Duke Energy Spending Billions of Dollars to Address Coal Ash Pollution in North Carolina
A press release issued by the N.C. Department of Environmental Quality (DEQ) on April 1, 2019 (https://deq.nc.gov/news/press-releases/2019/04/01/deq-orders-duke-energy-excavate-coal-ash-six-remaining-sites), stated that “DEQ ordered Duke Energy Progress, LLC to excavate all remaining coal ash impoundments in North Carolina. After conducting a rigorous scientific review of Duke Energy’s proposals for Allen, Belews, Cliffside/Rogers, Marshall, Mayo and Roxboro facilities, and conducting public listening sessions in impacted communities, DEQ has determined excavation of all six sites is the only closure option that meets the requirements of Coal Ash Management Act to best protect public health. The coal ash must be disposed of in a lined landfill.” An article posted by Utility Dive (https://www.utilitydive.com/news/duke-north-carolina-coal-ash-pond-excavation-order-to-cost-4-5b/551788/) stated that “Duke estimates costs to comply with the new order will add $4-5 billion to the current $5.6 billion clean up, covering construction and engineering as well as transporting the actual waste….” According to Utility Dive, “[t]he decision by North Carolina regulators to require excavation rather than “cap-in-place” echoes similar directives from state leaders and utilities in Virginia and Georgia, representing wins for environmentalists who argue the only safe way to protect groundwater from coal ash is to fully excavate the ponds and move the ash to plastic-lined pits or recycle it. Most utilities prefer the “cap-in-place” method,” which is a significantly less expensive remediation alternative.
Environmental Liability Take-Away: Do not put your guard done just because a waste stream has been excluded from RCRA Subtitle C requirements for hazardous waste. When it comes to management of wastes, avoid the penny-wise dollar foolish approach.

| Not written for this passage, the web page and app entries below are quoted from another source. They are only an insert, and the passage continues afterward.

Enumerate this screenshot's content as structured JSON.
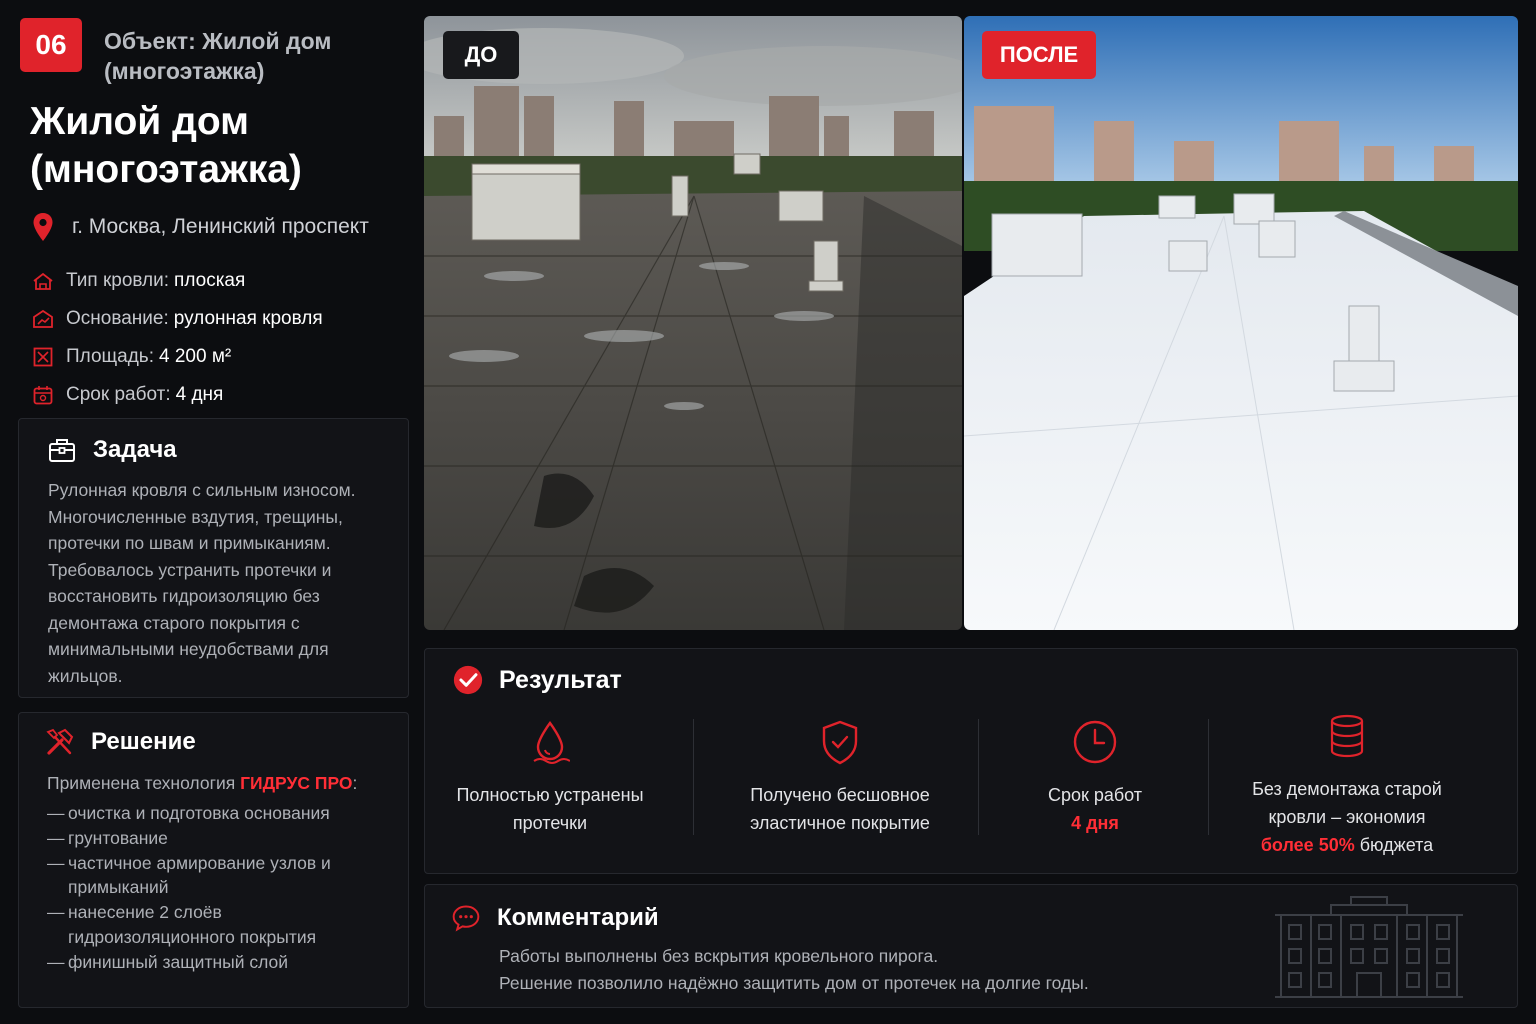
{
  "project": {
    "number": "06",
    "object_label": "Объект: Жилой дом (многоэтажка)",
    "title": "Жилой дом (многоэтажка)",
    "address": "г. Москва, Ленинский проспект"
  },
  "properties": [
    {
      "icon": "roof-icon",
      "label": "Тип кровли:",
      "value": "плоская"
    },
    {
      "icon": "base-icon",
      "label": "Основание:",
      "value": "рулонная кровля"
    },
    {
      "icon": "area-icon",
      "label": "Площадь:",
      "value": "4 200 м²"
    },
    {
      "icon": "calendar-icon",
      "label": "Срок работ:",
      "value": "4 дня"
    }
  ],
  "task": {
    "title": "Задача",
    "text": "Рулонная кровля с сильным износом. Многочисленные вздутия, трещины, протечки по швам и примыканиям. Требовалось устранить протечки и восстановить гидроизоляцию без демонтажа старого покрытия с минимальными неудобствами для жильцов."
  },
  "solution": {
    "title": "Решение",
    "intro_before": "Применена технология ",
    "tech_name": "ГИДРУС ПРО",
    "intro_after": ":",
    "steps": [
      "очистка и подготовка основания",
      "грунтование",
      "частичное армирование узлов и примыканий",
      "нанесение 2 слоёв гидроизоляционного покрытия",
      "финишный защитный слой"
    ]
  },
  "photos": {
    "before_label": "ДО",
    "after_label": "ПОСЛЕ"
  },
  "result": {
    "title": "Результат",
    "items": [
      {
        "icon": "water-drop-icon",
        "text": "Полностью устранены протечки"
      },
      {
        "icon": "shield-check-icon",
        "text": "Получено бесшовное эластичное покрытие"
      },
      {
        "icon": "clock-icon",
        "text": "Срок работ",
        "highlight": "4 дня"
      },
      {
        "icon": "coins-icon",
        "text_before": "Без демонтажа старой кровли – экономия",
        "highlight": "более 50%",
        "text_after": "бюджета"
      }
    ]
  },
  "comment": {
    "title": "Комментарий",
    "lines": [
      "Работы выполнены без вскрытия кровельного пирога.",
      "Решение позволило надёжно защитить дом от протечек на долгие годы."
    ]
  },
  "colors": {
    "accent": "#e0232b",
    "background": "#0c0d10",
    "card": "#121317"
  }
}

Remember: the definition of hazardous substances under CERCLA is broad; RCRA hazardous wastes are merely a subset of CERCLA hazardous substances. Having cut my teeth as a CERCLA enforcement attorney assigned to large mining sites that were the subject of extensive and expensive removal and remedial actions, I have always cautioned clients and students to be mindful of potential response action exposure from the failure to properly manage and dispose of substances that are not hazardous wastes under RCRA but are hazardous substances that may pose an imminent and substantial endangerment to human health or the environment. Thus, generation of mining wastes that are “Bevill-exempt” from RCRA hazardous waste designation, may still result in CERCLA liability. Used oil is another example. Generators of used oil, which is not a listed hazardous waste and is subject to relaxed standards under 40 CFR Part 279, have been identified as potentially responsible parties (PRPs) when their used oil ended up at NPL sites.

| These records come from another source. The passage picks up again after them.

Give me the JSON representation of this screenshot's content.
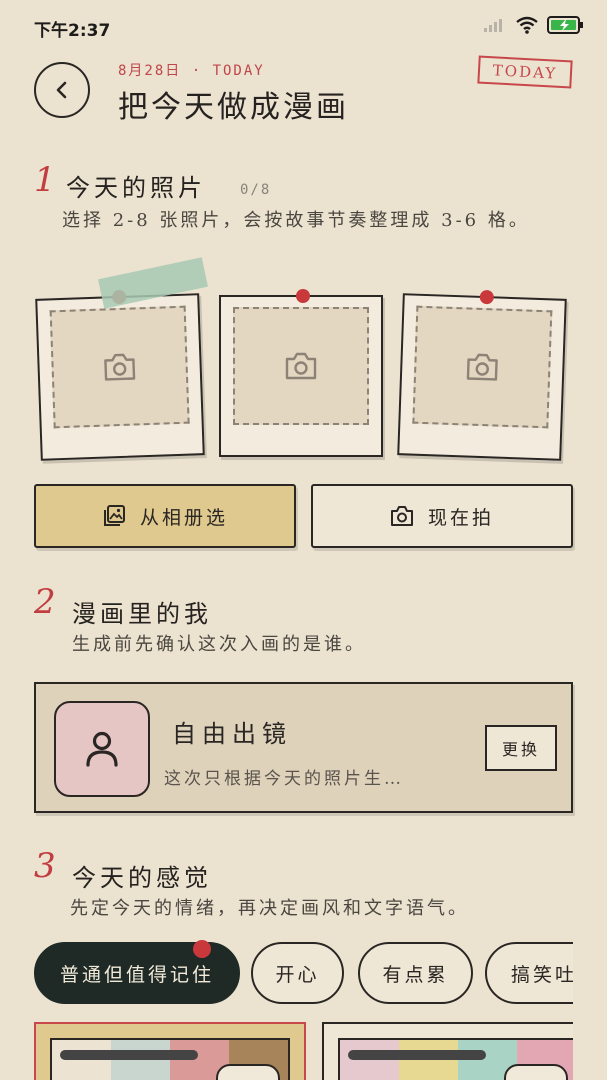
{
  "status": {
    "time": "下午2:37"
  },
  "header": {
    "date": "8月28日 · TODAY",
    "title": "把今天做成漫画",
    "stamp": "TODAY"
  },
  "section1": {
    "num": "1",
    "title": "今天的照片",
    "counter": "0/8",
    "desc": "选择 2-8 张照片，会按故事节奏整理成 3-6 格。"
  },
  "actions": {
    "album": "从相册选",
    "camera": "现在拍"
  },
  "section2": {
    "num": "2",
    "title": "漫画里的我",
    "desc": "生成前先确认这次入画的是谁。"
  },
  "character": {
    "name": "自由出镜",
    "desc": "这次只根据今天的照片生…",
    "change": "更换"
  },
  "section3": {
    "num": "3",
    "title": "今天的感觉",
    "desc": "先定今天的情绪，再决定画风和文字语气。"
  },
  "moods": [
    "普通但值得记住",
    "开心",
    "有点累",
    "搞笑吐"
  ],
  "colors": {
    "background": "#ebe2d0",
    "accent_red": "#c9393c",
    "album_button": "#dfc98e",
    "active_chip": "#1f2a26",
    "avatar_bg": "#e6c6c4",
    "tape": "#a7c9b3"
  },
  "icons": {
    "back": "chevron-left-icon",
    "photo_slot": "camera-icon",
    "album": "gallery-icon",
    "camera": "camera-icon",
    "avatar": "person-icon"
  }
}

In my mind, management of coal ash is subject to the same paradigm. In the absence of strong regulatory standards, industry adopted standard operating procedures for coal ash disposal that in hindsight have proven to cause substantial environmental damage and are now deemed to be inadequate. As a result, much like the hard rock mining industry in the Rocky Mountain region, enormous response costs are now being borne by utilities who have generated and disposed of coal ash in the past.
Finally, do not allow the reduced specter of environmental enforcement and response action exposure under the current Administration to lull you into a false sense of security. Powerful state laws like the North Carolina Coal Ash Management Act (CAMA) and active attention from environmental groups and stakeholders remain a viable force. Moreover, the environmental regulatory pendulum will swing back… probably with a vengeance. So, keep your eyes open, keep doing your due diligence to comply with environmental requirements and minimize response action exposure. In other words, don’t lead with your chin!